EXERCISE PROMPT
Which lines of the data contain the string "Application"? Copy every one of them.
---------- SOURCE INFORMATION
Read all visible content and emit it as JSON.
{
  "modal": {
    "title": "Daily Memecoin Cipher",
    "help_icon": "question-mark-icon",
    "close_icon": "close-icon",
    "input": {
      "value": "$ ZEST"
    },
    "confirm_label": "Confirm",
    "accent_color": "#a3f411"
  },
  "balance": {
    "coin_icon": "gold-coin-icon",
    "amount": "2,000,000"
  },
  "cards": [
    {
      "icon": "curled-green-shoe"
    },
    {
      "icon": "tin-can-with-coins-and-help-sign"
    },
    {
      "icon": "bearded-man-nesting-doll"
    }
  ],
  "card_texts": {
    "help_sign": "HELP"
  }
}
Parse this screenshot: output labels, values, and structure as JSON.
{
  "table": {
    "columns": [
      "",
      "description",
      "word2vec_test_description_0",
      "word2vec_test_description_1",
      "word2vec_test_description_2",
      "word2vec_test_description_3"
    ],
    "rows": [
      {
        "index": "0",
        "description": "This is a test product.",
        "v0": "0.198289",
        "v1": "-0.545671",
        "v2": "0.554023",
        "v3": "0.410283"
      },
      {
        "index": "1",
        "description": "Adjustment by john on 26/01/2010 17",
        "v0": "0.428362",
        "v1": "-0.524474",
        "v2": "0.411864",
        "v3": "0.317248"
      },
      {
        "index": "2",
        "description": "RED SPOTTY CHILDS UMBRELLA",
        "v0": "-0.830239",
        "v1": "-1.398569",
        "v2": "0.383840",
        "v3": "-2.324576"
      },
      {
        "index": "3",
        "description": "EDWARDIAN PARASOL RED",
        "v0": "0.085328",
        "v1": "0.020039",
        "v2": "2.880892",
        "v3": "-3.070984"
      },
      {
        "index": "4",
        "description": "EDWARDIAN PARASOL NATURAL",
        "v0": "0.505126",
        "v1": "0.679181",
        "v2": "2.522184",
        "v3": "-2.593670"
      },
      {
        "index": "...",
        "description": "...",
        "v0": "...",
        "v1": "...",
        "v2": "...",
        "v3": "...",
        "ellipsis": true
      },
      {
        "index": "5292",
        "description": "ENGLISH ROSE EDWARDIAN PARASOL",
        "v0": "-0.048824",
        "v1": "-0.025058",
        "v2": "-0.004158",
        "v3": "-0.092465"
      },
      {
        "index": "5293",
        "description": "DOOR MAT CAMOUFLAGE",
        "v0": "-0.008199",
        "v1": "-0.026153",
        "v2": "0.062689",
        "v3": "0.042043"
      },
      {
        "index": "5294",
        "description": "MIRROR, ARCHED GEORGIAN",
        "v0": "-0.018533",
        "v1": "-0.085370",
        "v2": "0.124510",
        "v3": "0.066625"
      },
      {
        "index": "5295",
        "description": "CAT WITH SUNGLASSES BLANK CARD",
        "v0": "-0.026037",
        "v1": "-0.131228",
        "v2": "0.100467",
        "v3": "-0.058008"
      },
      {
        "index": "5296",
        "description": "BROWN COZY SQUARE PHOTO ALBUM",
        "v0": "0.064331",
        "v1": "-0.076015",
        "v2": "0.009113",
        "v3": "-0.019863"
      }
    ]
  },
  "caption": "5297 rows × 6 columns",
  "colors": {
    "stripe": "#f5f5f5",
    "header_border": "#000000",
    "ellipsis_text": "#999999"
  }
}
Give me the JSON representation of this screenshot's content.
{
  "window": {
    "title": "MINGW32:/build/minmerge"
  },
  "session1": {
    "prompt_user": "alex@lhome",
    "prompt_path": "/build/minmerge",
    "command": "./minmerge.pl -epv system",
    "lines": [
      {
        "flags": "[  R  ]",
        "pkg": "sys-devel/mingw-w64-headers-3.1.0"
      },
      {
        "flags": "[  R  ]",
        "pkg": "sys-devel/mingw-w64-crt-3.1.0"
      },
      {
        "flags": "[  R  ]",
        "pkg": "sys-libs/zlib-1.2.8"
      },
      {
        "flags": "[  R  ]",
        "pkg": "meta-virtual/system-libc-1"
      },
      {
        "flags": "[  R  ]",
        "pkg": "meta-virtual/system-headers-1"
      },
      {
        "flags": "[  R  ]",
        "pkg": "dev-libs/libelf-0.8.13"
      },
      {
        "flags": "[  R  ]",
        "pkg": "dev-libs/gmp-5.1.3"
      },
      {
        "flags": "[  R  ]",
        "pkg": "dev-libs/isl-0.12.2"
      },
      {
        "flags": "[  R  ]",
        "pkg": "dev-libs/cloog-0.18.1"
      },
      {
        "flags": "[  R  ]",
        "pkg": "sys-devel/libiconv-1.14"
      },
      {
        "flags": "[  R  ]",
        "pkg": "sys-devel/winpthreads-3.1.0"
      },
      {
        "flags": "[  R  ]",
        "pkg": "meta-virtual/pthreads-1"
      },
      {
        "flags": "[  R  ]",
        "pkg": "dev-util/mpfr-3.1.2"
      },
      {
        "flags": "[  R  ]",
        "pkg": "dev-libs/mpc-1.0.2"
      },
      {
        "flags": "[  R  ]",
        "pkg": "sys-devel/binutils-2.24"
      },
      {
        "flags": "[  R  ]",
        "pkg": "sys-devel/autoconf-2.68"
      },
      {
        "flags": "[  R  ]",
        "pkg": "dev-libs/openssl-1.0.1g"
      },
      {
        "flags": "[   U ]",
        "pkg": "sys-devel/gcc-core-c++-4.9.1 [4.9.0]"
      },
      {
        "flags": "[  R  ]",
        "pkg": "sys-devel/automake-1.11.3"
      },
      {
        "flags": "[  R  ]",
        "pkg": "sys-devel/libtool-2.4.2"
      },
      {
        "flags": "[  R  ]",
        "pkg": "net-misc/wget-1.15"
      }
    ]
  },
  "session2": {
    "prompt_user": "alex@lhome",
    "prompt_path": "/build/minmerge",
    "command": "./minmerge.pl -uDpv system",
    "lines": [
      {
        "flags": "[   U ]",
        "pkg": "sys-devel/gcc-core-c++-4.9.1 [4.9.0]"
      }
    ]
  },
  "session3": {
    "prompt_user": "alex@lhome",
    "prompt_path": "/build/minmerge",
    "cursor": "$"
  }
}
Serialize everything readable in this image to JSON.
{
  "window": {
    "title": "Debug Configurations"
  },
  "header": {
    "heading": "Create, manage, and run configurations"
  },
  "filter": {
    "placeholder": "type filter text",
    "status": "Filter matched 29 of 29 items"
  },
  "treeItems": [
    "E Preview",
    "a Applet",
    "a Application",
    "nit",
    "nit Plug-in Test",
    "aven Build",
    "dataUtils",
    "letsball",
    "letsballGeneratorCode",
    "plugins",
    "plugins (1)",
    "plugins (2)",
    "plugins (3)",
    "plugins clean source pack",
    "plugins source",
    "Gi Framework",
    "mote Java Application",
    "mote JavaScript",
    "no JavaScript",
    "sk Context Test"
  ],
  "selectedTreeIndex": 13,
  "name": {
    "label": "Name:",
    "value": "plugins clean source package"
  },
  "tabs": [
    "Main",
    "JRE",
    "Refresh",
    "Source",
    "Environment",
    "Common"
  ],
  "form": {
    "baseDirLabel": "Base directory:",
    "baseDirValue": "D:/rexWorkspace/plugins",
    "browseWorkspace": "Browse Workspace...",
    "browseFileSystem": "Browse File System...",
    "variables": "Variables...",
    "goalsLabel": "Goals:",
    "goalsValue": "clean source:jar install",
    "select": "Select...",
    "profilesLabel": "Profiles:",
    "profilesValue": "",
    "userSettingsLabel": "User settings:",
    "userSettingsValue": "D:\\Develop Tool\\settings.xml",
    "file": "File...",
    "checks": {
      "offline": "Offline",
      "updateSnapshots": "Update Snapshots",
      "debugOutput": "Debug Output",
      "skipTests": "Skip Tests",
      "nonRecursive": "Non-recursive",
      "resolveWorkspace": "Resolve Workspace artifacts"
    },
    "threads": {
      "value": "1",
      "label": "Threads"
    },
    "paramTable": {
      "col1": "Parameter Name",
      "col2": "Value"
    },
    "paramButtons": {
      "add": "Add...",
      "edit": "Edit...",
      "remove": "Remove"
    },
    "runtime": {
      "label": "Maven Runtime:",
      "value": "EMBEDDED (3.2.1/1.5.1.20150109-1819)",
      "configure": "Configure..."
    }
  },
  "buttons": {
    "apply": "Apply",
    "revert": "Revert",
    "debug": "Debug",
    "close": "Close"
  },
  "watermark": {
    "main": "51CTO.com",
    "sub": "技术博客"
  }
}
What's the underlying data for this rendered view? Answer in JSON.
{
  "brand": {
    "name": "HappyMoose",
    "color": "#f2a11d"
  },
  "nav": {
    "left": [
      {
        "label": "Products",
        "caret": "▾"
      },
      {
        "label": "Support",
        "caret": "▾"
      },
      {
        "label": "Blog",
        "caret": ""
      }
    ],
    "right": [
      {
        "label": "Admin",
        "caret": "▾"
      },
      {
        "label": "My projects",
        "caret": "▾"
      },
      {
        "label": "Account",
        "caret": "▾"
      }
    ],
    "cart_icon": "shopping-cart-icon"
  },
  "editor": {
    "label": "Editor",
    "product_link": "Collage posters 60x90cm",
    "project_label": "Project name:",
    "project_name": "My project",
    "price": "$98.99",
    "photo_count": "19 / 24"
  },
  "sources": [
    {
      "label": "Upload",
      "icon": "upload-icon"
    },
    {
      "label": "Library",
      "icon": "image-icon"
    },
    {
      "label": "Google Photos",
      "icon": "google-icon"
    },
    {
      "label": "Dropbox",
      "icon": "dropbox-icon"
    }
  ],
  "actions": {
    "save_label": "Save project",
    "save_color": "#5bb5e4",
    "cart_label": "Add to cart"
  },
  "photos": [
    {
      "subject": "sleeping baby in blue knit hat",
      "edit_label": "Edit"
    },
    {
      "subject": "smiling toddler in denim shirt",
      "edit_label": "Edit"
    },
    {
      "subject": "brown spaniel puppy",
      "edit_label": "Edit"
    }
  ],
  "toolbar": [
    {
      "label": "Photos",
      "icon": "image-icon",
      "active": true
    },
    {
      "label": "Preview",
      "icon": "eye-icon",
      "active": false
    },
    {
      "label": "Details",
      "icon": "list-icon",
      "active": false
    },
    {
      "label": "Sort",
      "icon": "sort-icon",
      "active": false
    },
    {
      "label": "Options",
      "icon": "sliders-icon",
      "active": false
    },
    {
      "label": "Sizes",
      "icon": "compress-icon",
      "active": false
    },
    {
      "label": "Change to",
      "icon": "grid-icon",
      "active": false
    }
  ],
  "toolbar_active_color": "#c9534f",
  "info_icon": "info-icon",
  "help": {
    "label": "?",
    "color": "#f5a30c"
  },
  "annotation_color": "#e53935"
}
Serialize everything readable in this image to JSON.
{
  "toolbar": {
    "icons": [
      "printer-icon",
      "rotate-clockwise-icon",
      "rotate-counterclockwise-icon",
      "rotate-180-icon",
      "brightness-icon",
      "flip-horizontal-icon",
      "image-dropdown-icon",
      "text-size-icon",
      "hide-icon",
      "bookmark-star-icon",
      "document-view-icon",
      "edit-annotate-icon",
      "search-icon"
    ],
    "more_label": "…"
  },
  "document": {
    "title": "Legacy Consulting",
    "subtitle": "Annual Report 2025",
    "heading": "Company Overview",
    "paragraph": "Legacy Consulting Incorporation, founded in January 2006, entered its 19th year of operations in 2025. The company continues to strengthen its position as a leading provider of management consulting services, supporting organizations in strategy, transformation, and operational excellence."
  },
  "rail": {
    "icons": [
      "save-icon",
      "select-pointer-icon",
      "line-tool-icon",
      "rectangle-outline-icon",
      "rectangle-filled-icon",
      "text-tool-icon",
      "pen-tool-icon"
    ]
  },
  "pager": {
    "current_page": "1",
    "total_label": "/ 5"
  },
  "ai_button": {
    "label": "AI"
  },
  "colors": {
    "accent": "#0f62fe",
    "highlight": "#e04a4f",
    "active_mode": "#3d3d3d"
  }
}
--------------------
WRITTEN ANSWER
    "a Application",
    "mote Java Application",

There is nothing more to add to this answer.